• _What is expected_: Reproduce every line of the material below exactly. No pictures belong in the copy.
***** Information shown
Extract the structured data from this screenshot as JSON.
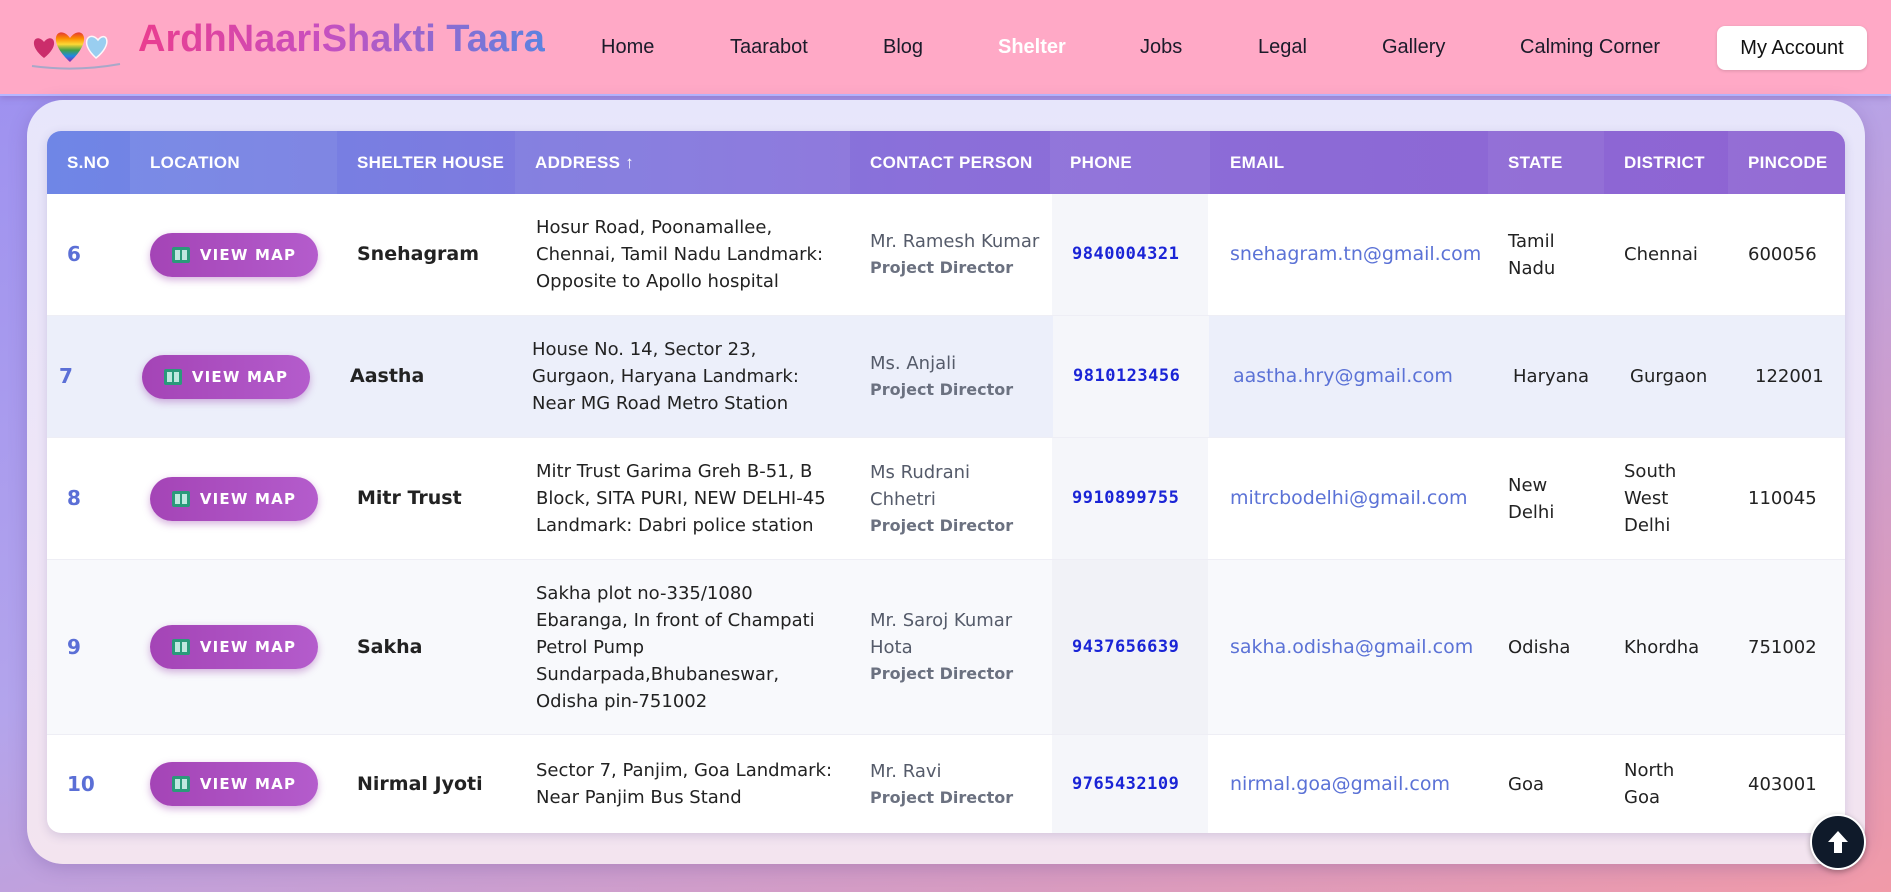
{
  "header": {
    "brand": "ArdhNaariShakti Taara",
    "nav": [
      {
        "label": "Home",
        "active": false
      },
      {
        "label": "Taarabot",
        "active": false
      },
      {
        "label": "Blog",
        "active": false
      },
      {
        "label": "Shelter",
        "active": true
      },
      {
        "label": "Jobs",
        "active": false
      },
      {
        "label": "Legal",
        "active": false
      },
      {
        "label": "Gallery",
        "active": false
      },
      {
        "label": "Calming Corner",
        "active": false
      }
    ],
    "account_label": "My Account"
  },
  "table": {
    "columns": [
      "S.NO",
      "LOCATION",
      "SHELTER HOUSE",
      "ADDRESS ↑",
      "CONTACT PERSON",
      "PHONE",
      "EMAIL",
      "STATE",
      "DISTRICT",
      "PINCODE"
    ],
    "map_button_label": "VIEW MAP",
    "rows": [
      {
        "sno": "6",
        "shelter": "Snehagram",
        "address": "Hosur Road, Poonamallee, Chennai, Tamil Nadu Landmark: Opposite to Apollo hospital",
        "contact_name": "Mr. Ramesh Kumar",
        "contact_role": "Project Director",
        "phone": "9840004321",
        "email": "snehagram.tn@gmail.com",
        "state": "Tamil Nadu",
        "district": "Chennai",
        "pincode": "600056"
      },
      {
        "sno": "7",
        "shelter": "Aastha",
        "address": "House No. 14, Sector 23, Gurgaon, Haryana Landmark: Near MG Road Metro Station",
        "contact_name": "Ms. Anjali",
        "contact_role": "Project Director",
        "phone": "9810123456",
        "email": "aastha.hry@gmail.com",
        "state": "Haryana",
        "district": "Gurgaon",
        "pincode": "122001"
      },
      {
        "sno": "8",
        "shelter": "Mitr Trust",
        "address": "Mitr Trust Garima Greh B-51, B Block, SITA PURI, NEW DELHI-45 Landmark: Dabri police station",
        "contact_name": "Ms Rudrani Chhetri",
        "contact_role": "Project Director",
        "phone": "9910899755",
        "email": "mitrcbodelhi@gmail.com",
        "state": "New Delhi",
        "district": "South West Delhi",
        "pincode": "110045"
      },
      {
        "sno": "9",
        "shelter": "Sakha",
        "address": "Sakha plot no-335/1080 Ebaranga, In front of Champati Petrol Pump Sundarpada,Bhubaneswar, Odisha pin-751002",
        "contact_name": "Mr. Saroj Kumar Hota",
        "contact_role": "Project Director",
        "phone": "9437656639",
        "email": "sakha.odisha@gmail.com",
        "state": "Odisha",
        "district": "Khordha",
        "pincode": "751002"
      },
      {
        "sno": "10",
        "shelter": "Nirmal Jyoti",
        "address": "Sector 7, Panjim, Goa Landmark: Near Panjim Bus Stand",
        "contact_name": "Mr. Ravi",
        "contact_role": "Project Director",
        "phone": "9765432109",
        "email": "nirmal.goa@gmail.com",
        "state": "Goa",
        "district": "North Goa",
        "pincode": "403001"
      }
    ]
  },
  "icons": {
    "logo": "rainbow-hearts-logo",
    "map": "map-book-icon",
    "scroll_top": "arrow-up-icon"
  }
}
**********
• _Solution to this exercise_:
Extract the structured data from this screenshot as JSON.
{
  "header": {
    "brand": "ArdhNaariShakti Taara",
    "nav": [
      {
        "label": "Home",
        "active": false
      },
      {
        "label": "Taarabot",
        "active": false
      },
      {
        "label": "Blog",
        "active": false
      },
      {
        "label": "Shelter",
        "active": true
      },
      {
        "label": "Jobs",
        "active": false
      },
      {
        "label": "Legal",
        "active": false
      },
      {
        "label": "Gallery",
        "active": false
      },
      {
        "label": "Calming Corner",
        "active": false
      }
    ],
    "account_label": "My Account"
  },
  "table": {
    "columns": [
      "S.NO",
      "LOCATION",
      "SHELTER HOUSE",
      "ADDRESS ↑",
      "CONTACT PERSON",
      "PHONE",
      "EMAIL",
      "STATE",
      "DISTRICT",
      "PINCODE"
    ],
    "map_button_label": "VIEW MAP",
    "rows": [
      {
        "sno": "6",
        "shelter": "Snehagram",
        "address": "Hosur Road, Poonamallee, Chennai, Tamil Nadu Landmark: Opposite to Apollo hospital",
        "contact_name": "Mr. Ramesh Kumar",
        "contact_role": "Project Director",
        "phone": "9840004321",
        "email": "snehagram.tn@gmail.com",
        "state": "Tamil Nadu",
        "district": "Chennai",
        "pincode": "600056"
      },
      {
        "sno": "7",
        "shelter": "Aastha",
        "address": "House No. 14, Sector 23, Gurgaon, Haryana Landmark: Near MG Road Metro Station",
        "contact_name": "Ms. Anjali",
        "contact_role": "Project Director",
        "phone": "9810123456",
        "email": "aastha.hry@gmail.com",
        "state": "Haryana",
        "district": "Gurgaon",
        "pincode": "122001"
      },
      {
        "sno": "8",
        "shelter": "Mitr Trust",
        "address": "Mitr Trust Garima Greh B-51, B Block, SITA PURI, NEW DELHI-45 Landmark: Dabri police station",
        "contact_name": "Ms Rudrani Chhetri",
        "contact_role": "Project Director",
        "phone": "9910899755",
        "email": "mitrcbodelhi@gmail.com",
        "state": "New Delhi",
        "district": "South West Delhi",
        "pincode": "110045"
      },
      {
        "sno": "9",
        "shelter": "Sakha",
        "address": "Sakha plot no-335/1080 Ebaranga, In front of Champati Petrol Pump Sundarpada,Bhubaneswar, Odisha pin-751002",
        "contact_name": "Mr. Saroj Kumar Hota",
        "contact_role": "Project Director",
        "phone": "9437656639",
        "email": "sakha.odisha@gmail.com",
        "state": "Odisha",
        "district": "Khordha",
        "pincode": "751002"
      },
      {
        "sno": "10",
        "shelter": "Nirmal Jyoti",
        "address": "Sector 7, Panjim, Goa Landmark: Near Panjim Bus Stand",
        "contact_name": "Mr. Ravi",
        "contact_role": "Project Director",
        "phone": "9765432109",
        "email": "nirmal.goa@gmail.com",
        "state": "Goa",
        "district": "North Goa",
        "pincode": "403001"
      }
    ]
  },
  "icons": {
    "logo": "rainbow-hearts-logo",
    "map": "map-book-icon",
    "scroll_top": "arrow-up-icon"
  }
}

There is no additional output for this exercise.